TASK TO CARRY OUT
Copy out the entries word for word, leaving images aside.

== EXERCISE DATA

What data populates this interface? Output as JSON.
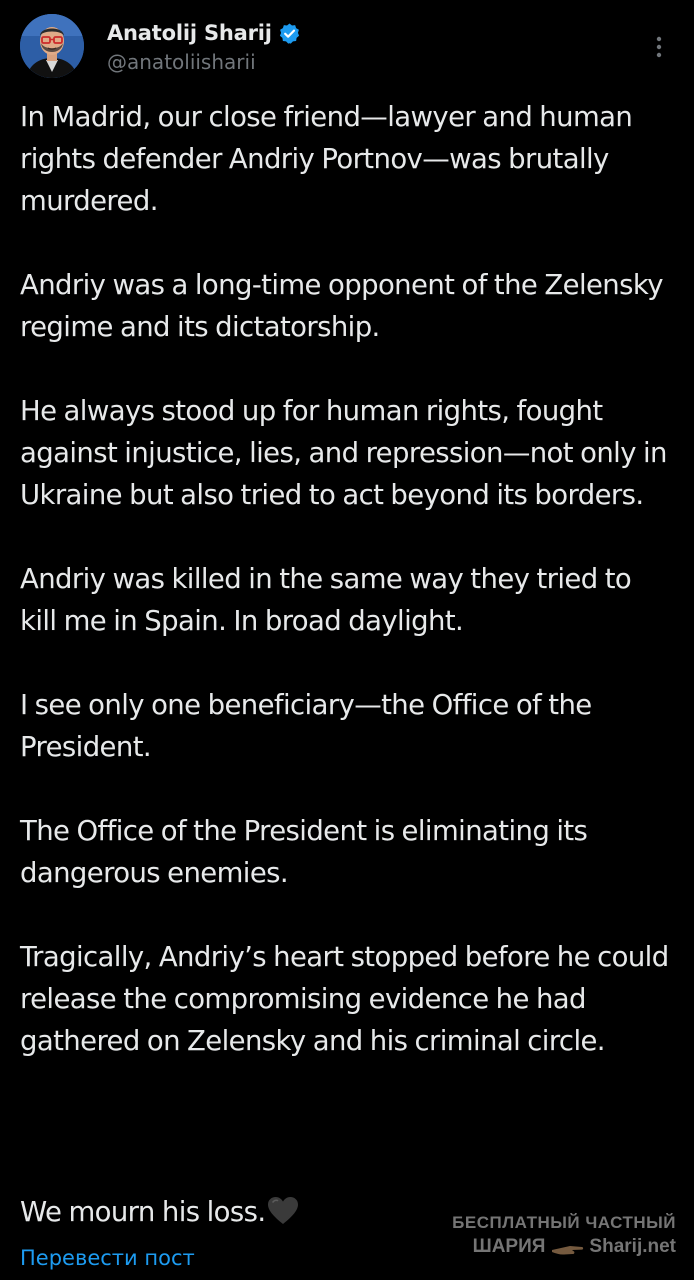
{
  "author": {
    "display_name": "Anatolij Sharij",
    "handle": "@anatoliisharii",
    "verified": true,
    "avatar_icon": "avatar-portrait",
    "verified_badge_color": "#1d9bf0"
  },
  "menu": {
    "more_icon": "vertical-ellipsis-icon"
  },
  "tweet": {
    "paragraphs": [
      "In Madrid, our close friend—lawyer and human rights defender Andriy Portnov—was brutally murdered.",
      "Andriy was a long-time opponent of the Zelensky regime and its dictatorship.",
      "He always stood up for human rights, fought against injustice, lies, and repression—not only in Ukraine but also tried to act beyond its borders.",
      "Andriy was killed in the same way they tried to kill me in Spain. In broad daylight.",
      "I see only one beneficiary—the Office of the President.",
      "The Office of the President is eliminating its dangerous enemies.",
      "Tragically, Andriy’s heart stopped before he could release the compromising evidence he had gathered on Zelensky and his criminal circle."
    ],
    "closing": "We mourn his loss.",
    "closing_emoji": "black-heart-icon"
  },
  "translate_link": "Перевести пост",
  "watermark": {
    "line1": "БЕСПЛАТНЫЙ ЧАСТНЫЙ",
    "line2_left": "ШАРИЯ",
    "line2_right": "Sharij.net"
  },
  "colors": {
    "background": "#000000",
    "text": "#e7e9ea",
    "secondary_text": "#71767b",
    "link": "#1d9bf0"
  }
}
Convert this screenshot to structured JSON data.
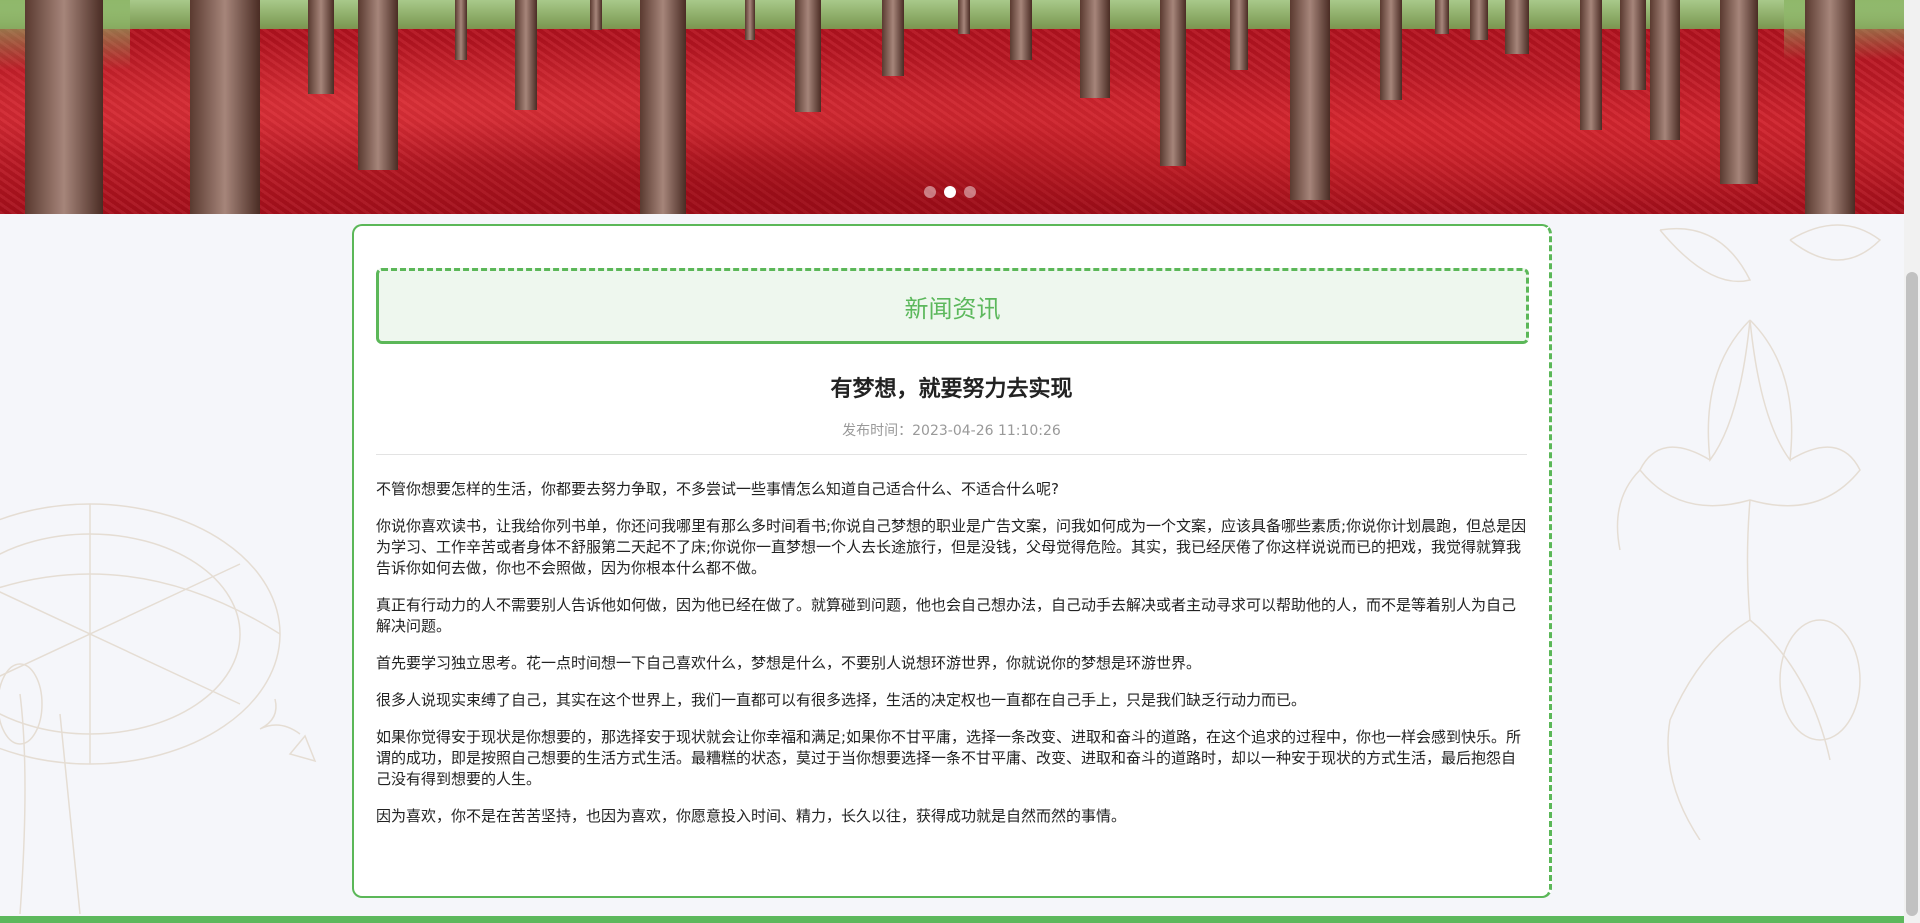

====

EXPECTED OUTPUT
What data populates this interface? Output as JSON.
{
  "author": {
    "display_name": "Anatolij Sharij",
    "handle": "@anatoliisharii",
    "verified": true,
    "avatar_icon": "avatar-portrait",
    "verified_badge_color": "#1d9bf0"
  },
  "menu": {
    "more_icon": "vertical-ellipsis-icon"
  },
  "tweet": {
    "paragraphs": [
      "In Madrid, our close friend—lawyer and human rights defender Andriy Portnov—was brutally murdered.",
      "Andriy was a long-time opponent of the Zelensky regime and its dictatorship.",
      "He always stood up for human rights, fought against injustice, lies, and repression—not only in Ukraine but also tried to act beyond its borders.",
      "Andriy was killed in the same way they tried to kill me in Spain. In broad daylight.",
      "I see only one beneficiary—the Office of the President.",
      "The Office of the President is eliminating its dangerous enemies.",
      "Tragically, Andriy’s heart stopped before he could release the compromising evidence he had gathered on Zelensky and his criminal circle."
    ],
    "closing": "We mourn his loss.",
    "closing_emoji": "black-heart-icon"
  },
  "translate_link": "Перевести пост",
  "watermark": {
    "line1": "БЕСПЛАТНЫЙ ЧАСТНЫЙ",
    "line2_left": "ШАРИЯ",
    "line2_right": "Sharij.net"
  },
  "colors": {
    "background": "#000000",
    "text": "#e7e9ea",
    "secondary_text": "#71767b",
    "link": "#1d9bf0"
  }
}
Convert this screenshot to structured JSON data.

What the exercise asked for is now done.